[Dataset rows describing interfaces]
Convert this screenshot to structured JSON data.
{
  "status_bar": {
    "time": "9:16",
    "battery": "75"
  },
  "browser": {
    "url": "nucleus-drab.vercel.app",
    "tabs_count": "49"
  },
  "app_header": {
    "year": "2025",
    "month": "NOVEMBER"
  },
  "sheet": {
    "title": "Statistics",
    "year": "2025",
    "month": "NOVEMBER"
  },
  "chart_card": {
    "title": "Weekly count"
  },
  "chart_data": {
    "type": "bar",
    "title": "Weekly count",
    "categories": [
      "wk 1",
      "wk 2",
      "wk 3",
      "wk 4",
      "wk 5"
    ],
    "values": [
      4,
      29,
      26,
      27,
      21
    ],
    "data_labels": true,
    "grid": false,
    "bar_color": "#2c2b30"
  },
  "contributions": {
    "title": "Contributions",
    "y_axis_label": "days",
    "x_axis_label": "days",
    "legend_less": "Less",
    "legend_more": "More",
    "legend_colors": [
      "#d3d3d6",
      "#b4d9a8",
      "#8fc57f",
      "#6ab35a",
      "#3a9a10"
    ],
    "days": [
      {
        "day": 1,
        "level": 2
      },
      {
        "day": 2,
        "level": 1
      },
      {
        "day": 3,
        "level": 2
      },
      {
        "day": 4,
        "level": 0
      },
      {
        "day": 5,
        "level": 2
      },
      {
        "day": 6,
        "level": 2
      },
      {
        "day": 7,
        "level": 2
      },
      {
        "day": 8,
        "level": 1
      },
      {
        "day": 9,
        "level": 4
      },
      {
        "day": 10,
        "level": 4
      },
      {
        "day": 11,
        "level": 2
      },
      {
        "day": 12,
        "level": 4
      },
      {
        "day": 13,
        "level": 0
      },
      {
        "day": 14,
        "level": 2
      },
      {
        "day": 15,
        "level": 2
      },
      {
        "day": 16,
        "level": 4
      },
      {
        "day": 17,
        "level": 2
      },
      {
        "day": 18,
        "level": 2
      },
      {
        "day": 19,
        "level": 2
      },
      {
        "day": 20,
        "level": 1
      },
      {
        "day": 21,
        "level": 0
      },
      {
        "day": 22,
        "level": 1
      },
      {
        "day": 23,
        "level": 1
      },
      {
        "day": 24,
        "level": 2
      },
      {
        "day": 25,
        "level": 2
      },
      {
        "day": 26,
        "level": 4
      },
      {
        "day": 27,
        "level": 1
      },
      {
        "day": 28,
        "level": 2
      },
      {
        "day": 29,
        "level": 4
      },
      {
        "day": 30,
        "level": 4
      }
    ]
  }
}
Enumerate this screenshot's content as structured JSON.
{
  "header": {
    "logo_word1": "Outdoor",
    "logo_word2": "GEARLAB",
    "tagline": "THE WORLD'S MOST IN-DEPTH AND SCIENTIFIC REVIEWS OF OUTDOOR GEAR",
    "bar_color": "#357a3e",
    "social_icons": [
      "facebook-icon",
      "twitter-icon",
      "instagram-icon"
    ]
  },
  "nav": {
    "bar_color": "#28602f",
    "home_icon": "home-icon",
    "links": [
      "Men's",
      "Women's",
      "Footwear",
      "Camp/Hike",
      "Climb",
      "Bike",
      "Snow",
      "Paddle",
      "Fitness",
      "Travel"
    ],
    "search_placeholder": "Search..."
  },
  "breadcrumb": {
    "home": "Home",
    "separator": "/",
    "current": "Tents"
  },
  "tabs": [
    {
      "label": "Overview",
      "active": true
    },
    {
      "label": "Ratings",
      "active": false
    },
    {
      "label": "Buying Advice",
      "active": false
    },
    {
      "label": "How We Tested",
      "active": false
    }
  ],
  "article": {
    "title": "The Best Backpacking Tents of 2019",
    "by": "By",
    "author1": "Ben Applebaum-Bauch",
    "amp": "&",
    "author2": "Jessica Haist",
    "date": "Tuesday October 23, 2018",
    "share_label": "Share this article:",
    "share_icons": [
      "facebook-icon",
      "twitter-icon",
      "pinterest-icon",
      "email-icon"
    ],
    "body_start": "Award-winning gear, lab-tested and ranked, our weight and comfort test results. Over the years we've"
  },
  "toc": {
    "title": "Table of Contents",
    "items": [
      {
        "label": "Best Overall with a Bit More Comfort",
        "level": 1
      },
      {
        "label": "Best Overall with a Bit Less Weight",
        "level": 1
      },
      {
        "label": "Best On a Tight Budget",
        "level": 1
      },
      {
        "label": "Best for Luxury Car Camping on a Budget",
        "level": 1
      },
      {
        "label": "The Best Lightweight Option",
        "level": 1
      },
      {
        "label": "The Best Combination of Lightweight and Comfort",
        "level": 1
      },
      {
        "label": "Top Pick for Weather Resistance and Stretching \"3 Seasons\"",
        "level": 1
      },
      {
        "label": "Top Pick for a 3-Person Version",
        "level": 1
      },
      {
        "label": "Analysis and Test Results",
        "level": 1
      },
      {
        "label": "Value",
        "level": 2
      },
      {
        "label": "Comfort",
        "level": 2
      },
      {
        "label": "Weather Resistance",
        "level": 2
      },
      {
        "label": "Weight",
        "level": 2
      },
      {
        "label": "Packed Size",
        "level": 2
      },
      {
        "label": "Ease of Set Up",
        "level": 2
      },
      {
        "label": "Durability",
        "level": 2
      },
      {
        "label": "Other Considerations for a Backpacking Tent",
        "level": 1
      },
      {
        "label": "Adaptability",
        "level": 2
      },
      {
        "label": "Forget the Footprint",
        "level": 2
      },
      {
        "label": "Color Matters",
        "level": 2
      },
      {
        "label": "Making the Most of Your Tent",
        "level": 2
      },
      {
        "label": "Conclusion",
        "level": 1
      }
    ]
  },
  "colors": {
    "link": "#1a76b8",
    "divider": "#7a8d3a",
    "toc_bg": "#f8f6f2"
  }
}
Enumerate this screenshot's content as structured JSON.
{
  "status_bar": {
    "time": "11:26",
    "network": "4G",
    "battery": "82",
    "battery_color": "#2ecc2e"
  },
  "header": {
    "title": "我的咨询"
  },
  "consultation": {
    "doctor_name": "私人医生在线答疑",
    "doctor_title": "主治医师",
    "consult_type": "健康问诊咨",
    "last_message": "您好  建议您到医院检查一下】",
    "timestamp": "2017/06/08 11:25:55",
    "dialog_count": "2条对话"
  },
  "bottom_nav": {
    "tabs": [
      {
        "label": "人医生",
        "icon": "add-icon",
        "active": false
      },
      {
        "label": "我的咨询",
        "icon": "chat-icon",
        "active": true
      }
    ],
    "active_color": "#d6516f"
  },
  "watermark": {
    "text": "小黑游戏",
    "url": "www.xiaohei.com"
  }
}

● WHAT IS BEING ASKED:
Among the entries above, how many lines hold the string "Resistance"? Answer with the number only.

● SOLUTION FOR THIS EXERCISE:
2